“In both life and death, Black men and women like Renisha McBride have their lives criminalized and bodies devalued by a system that too often does not protect them. Shoot First laws have no place in a society that values fairness and public safety.” – Rashad Robinson, executive director of ColorOfChange
Demonstrators in Florida and Michigan have used the same language to describe the shootings of two young African Americans. But the killing of Trayvon Martin in 2012 and Renisha McBride this month raise different legal questions along the touchy intersection of race and guns.
Both Martin, 17, and McBride, 19, were unarmed when they were shot. The people who killed them — George Zimmerman, a neighborhood watch volunteer who shot Martin in Florida, and Theodore P. Wafer, 54, of Dearborn Heights, Mich., a white man arraigned Friday afternoon on charges of murder in the death of McBride — say the shootings were justified.
But for civil rights activists, the two slayings are symptoms of the same condition: A society that undervalues the life of people of color and a legal system that makes it hard to prosecute those who kill. Civil rights group across the political spectrum, joined by members of the Obama administration, including Atty. Gen. Eric H. Holder Jr., have questioned so-called stand your ground laws that expand how the idea of self-defense is applied.

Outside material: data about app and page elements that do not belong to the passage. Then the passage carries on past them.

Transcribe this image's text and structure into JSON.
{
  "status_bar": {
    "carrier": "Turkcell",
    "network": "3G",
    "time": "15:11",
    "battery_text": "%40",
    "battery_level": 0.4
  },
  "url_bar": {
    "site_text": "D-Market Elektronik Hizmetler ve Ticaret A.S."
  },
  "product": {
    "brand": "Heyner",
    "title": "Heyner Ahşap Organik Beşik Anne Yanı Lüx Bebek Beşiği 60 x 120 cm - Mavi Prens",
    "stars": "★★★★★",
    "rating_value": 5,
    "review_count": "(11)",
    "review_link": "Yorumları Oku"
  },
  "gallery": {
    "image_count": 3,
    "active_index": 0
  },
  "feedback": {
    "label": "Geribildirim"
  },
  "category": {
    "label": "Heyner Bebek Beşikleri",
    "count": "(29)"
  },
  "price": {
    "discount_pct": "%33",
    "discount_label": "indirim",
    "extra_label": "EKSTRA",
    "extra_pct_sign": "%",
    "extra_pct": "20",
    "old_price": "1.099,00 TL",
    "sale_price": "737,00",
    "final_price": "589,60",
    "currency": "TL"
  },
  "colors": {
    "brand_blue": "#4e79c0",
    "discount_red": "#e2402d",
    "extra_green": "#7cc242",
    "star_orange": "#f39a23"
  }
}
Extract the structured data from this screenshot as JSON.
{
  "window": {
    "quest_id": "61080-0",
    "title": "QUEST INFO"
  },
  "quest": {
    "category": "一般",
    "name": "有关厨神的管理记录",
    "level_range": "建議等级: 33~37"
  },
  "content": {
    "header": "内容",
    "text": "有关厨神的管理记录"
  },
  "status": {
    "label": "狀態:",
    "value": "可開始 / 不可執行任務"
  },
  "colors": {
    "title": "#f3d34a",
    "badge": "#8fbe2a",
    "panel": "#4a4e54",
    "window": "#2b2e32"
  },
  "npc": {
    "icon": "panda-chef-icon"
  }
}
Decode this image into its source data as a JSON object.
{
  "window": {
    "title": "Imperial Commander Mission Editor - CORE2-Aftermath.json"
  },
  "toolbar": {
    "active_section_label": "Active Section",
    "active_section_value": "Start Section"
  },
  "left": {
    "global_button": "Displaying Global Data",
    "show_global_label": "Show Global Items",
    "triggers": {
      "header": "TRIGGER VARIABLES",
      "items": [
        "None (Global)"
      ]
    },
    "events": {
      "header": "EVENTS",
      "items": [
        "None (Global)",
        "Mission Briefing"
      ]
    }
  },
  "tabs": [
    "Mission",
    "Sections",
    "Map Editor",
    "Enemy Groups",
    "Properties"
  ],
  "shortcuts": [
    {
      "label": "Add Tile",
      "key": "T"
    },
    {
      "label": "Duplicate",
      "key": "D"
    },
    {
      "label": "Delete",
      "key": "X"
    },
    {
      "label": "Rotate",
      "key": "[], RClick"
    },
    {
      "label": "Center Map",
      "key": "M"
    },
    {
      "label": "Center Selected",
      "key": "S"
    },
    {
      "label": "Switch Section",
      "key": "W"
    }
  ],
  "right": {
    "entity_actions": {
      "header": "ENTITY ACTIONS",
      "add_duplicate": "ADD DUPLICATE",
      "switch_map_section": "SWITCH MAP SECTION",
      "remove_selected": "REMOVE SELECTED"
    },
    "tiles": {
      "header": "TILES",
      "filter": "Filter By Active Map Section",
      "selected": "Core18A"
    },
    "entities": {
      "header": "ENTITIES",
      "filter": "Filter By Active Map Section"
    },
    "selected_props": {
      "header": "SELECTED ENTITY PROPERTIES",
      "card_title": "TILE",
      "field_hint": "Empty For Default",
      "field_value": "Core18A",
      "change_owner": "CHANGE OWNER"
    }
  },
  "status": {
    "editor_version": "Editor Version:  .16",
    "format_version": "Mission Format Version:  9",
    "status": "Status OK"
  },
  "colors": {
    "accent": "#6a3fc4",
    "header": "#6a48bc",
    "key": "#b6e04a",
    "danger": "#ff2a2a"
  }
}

“Theodore Wafer will stand trial for his deadly actions; prosecutors and law enforcement have determined that Wafer did not act in lawful self-defense under Michigan’s so-called ‘Stand Your Ground’ or ‘Shoot First’ law,” said Rashad Robinson, executive director of ColorOfChange, which describes itself as the nation’s largest online civil rights organization.
Read the full Op-ed at LATimes.com